Operational data is therefore virtually non-existent over the years. And only today, with the advent of remote technologies at the Chernobyl nuclear power plant, the fading hope began to emerge that the personnel of the Exclusion Zone will be able to timely detect dangerous cases of the spread of negative factors in the Exclusion Zone, including fires or wildlife rabies virus, due to radio-controlled quadrocopters, photo and video traps.
This form of work, like many other things, should be present among the many activities conducted by the personnel of the Chernobyl Radiation-Ecological Biosphere Reserve. Therefore, not only nuclear physicists should professionally approach, but also representatives of the sanitary and epidemiological services.
There will be hope only under such conditions that ambitious plans for resuscitation of the territory of the Exclusion Zone, the deployment of modern tourist facilities in its vicinity, the introduction of new eco-routes will bring tangible benefits.
This applies not only to the development of scientific, historical, cultural potential, but also is an indicator of the state of sanitary and epidemiological protection. But today, even such an elementary concern for human security is tied to the availability of radio-technical and remote monitoring facilities at the Reserve’s personnel.
Employees are sorely lacking in technical equipment to keep up to date. The first steps towards resolving this issue by the leadership of the Reserve are already being taken, but so far they are not enough. For example, according to the UNDP small grant projects, which are implemented with the support of the Polessky Krai public organization, the Chernobyl Preserve received the long-awaited present – the DJI Mavic quadrocopter.
We can count on more effective environmental monitoring of the state of the flora and fauna of Chernobyl now. Mavic is equipped with a super modern camera that provides high quality aerial photography of the Exclusion Zone. It is one of the best quadrocopters today, and its value for use in impassable places is simply invaluable.
It is worth remembering that the Chernobyl territory and some parts of the Exclusion Zone still have quite contaminated places in terms of radiation. In addition, there are large and dangerous foci with a swampy structure, access to which is also extremely difficult. A person can’t get through in such places, but now you can fly with a quadrocopter.
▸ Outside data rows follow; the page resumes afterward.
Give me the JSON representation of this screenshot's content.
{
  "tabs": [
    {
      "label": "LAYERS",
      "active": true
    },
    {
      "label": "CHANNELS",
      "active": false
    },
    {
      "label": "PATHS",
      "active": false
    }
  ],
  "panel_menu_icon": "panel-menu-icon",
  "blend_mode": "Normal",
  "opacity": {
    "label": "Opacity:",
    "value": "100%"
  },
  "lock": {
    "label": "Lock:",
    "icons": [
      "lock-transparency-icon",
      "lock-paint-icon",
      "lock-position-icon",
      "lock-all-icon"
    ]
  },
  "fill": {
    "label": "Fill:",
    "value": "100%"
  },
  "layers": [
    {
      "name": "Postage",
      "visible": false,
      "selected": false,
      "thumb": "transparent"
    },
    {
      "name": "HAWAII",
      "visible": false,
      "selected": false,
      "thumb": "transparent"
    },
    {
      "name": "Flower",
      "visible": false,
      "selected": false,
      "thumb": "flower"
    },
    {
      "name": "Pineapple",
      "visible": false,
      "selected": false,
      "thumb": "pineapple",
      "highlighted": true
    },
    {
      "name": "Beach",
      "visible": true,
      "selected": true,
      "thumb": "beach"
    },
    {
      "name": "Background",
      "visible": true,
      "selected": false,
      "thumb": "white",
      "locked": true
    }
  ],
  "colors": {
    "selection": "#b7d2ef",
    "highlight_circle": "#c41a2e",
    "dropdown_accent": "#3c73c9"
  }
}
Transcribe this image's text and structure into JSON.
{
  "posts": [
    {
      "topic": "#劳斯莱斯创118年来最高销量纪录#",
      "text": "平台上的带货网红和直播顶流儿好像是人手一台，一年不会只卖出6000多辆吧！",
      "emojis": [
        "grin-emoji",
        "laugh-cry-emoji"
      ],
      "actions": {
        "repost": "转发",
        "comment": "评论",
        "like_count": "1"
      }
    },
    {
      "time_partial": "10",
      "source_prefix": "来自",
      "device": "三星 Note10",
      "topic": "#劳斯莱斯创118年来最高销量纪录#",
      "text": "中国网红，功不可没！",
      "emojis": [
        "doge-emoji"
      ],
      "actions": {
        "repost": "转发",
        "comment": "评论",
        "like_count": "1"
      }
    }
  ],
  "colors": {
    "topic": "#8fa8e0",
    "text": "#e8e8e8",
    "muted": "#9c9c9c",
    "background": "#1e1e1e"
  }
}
The opportunity opens to see what was previously not accessible to the human eye. On the one hand, this increases the capabilities of station personnel, and on the other, it adds to the worries. But the worries are absolutely justified, of great value in the struggle for resuscitation of the entire territory of the Exclusion Zone. It is with the solution of such seemingly trivial issues that the struggle for the environmental safety of the Chernobyl NPP and the Chernobyl Exclusion Zone begins.